**TASK TO CARRY OUT**
For the records that follow, give the number of lines in which the word "this" occurs, with nothing added.

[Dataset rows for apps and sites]
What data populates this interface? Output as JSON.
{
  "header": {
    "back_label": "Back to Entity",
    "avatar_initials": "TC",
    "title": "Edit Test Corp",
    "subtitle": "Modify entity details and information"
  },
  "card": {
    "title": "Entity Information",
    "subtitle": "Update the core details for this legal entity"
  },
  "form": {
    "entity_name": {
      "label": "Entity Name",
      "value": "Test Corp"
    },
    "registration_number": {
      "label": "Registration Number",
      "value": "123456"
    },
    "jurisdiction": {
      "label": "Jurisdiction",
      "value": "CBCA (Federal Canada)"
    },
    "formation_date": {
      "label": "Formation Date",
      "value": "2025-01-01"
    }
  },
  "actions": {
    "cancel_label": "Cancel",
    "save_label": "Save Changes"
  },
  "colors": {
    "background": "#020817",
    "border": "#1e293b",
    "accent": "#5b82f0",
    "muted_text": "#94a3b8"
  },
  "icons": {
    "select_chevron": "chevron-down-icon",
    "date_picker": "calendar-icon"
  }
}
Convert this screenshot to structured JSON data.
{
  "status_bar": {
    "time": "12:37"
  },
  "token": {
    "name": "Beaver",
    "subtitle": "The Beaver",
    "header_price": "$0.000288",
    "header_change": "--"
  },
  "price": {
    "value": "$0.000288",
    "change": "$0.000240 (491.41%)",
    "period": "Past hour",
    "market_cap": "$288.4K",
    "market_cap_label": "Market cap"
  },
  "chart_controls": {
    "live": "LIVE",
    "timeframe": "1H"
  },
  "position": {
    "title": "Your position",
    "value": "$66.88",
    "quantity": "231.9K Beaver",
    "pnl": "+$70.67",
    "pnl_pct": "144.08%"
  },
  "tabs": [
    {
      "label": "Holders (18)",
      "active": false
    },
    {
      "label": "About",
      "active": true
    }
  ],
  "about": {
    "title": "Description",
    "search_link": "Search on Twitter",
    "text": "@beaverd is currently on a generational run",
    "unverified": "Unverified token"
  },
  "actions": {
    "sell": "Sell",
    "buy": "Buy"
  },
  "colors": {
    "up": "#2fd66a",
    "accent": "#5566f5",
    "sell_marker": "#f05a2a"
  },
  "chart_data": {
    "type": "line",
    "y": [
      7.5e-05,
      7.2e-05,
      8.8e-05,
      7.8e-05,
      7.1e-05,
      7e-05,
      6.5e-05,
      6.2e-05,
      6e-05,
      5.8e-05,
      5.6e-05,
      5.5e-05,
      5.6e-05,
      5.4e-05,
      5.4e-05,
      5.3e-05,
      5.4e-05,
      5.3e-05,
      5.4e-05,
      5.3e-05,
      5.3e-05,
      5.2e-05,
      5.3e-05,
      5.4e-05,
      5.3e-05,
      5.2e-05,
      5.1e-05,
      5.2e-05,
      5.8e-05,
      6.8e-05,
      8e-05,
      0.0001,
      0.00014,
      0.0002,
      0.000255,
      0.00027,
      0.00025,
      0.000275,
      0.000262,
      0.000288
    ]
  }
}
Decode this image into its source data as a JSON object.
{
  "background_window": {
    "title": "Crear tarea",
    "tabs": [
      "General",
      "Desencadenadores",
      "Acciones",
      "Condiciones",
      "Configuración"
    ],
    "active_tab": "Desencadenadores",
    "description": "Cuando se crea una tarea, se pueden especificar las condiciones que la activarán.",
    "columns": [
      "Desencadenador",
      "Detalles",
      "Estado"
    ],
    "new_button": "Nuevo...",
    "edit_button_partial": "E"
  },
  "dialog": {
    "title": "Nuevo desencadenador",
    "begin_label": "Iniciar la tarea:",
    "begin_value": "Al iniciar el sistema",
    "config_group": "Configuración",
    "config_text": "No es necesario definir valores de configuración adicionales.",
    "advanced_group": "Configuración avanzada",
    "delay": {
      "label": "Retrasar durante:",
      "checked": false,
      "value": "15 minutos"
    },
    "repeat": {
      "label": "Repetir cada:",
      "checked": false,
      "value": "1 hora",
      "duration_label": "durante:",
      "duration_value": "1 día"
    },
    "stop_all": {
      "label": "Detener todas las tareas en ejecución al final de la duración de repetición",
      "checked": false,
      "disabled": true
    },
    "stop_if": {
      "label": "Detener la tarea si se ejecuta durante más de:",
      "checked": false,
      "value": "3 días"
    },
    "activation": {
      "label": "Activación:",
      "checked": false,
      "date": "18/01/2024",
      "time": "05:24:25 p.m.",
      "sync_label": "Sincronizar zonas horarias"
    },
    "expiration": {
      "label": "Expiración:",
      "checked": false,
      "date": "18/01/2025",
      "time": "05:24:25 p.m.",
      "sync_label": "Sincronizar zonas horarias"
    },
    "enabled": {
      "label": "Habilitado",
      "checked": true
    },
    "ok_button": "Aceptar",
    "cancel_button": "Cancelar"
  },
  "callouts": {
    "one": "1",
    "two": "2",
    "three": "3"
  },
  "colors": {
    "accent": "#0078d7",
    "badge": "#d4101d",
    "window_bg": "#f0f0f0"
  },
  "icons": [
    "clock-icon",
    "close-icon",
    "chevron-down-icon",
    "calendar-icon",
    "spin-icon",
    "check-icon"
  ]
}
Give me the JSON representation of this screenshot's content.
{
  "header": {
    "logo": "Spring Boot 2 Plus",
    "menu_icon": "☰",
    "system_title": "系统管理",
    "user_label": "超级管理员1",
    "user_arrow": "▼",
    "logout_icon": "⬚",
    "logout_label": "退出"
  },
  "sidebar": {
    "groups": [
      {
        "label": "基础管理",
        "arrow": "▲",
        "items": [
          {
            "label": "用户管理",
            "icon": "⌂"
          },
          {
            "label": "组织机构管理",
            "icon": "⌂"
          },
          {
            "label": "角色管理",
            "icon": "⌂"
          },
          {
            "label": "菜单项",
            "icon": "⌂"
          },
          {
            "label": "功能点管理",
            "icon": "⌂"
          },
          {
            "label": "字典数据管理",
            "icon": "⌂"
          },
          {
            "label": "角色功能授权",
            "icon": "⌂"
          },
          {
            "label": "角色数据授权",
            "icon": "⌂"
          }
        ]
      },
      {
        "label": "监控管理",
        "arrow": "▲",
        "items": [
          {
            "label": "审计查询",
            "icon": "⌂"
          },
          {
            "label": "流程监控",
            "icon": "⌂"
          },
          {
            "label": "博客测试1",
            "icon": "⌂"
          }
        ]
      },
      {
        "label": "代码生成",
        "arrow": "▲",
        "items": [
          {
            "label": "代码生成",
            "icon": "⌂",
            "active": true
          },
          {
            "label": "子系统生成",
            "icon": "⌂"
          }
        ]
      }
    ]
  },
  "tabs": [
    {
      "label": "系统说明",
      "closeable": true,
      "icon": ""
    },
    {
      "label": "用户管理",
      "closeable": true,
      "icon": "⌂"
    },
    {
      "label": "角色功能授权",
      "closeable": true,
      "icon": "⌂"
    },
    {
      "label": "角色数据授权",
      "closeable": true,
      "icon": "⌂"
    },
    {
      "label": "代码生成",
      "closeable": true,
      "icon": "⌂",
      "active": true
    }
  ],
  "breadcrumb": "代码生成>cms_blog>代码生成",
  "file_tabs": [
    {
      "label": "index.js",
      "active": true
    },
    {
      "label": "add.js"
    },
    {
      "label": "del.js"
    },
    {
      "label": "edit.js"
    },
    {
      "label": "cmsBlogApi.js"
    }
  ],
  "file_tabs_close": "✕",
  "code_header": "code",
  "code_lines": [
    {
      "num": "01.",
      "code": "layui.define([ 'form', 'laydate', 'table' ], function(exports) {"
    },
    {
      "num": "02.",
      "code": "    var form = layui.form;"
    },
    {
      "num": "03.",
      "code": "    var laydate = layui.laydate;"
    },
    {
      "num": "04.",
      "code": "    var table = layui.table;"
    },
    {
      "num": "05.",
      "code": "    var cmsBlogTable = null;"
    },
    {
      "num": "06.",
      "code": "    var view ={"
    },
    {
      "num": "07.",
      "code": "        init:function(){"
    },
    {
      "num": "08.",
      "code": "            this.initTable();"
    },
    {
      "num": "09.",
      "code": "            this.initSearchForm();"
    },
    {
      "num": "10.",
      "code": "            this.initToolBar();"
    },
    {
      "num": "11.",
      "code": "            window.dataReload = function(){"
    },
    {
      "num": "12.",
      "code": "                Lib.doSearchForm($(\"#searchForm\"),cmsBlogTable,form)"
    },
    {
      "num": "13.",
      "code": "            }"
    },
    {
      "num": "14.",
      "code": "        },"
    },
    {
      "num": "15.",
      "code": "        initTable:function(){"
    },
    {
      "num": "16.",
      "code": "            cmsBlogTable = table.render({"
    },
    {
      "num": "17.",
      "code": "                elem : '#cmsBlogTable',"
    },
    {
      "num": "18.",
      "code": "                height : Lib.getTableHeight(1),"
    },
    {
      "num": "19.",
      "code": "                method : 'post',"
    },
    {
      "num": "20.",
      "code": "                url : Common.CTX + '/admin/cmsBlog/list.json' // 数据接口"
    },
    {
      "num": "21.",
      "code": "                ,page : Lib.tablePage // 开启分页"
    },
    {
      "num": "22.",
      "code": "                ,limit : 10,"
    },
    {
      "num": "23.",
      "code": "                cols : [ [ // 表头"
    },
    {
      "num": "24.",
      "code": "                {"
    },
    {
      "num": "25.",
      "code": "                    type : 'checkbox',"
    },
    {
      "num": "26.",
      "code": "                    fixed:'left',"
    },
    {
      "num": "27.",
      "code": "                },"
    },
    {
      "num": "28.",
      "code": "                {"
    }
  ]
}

**REPLY**
8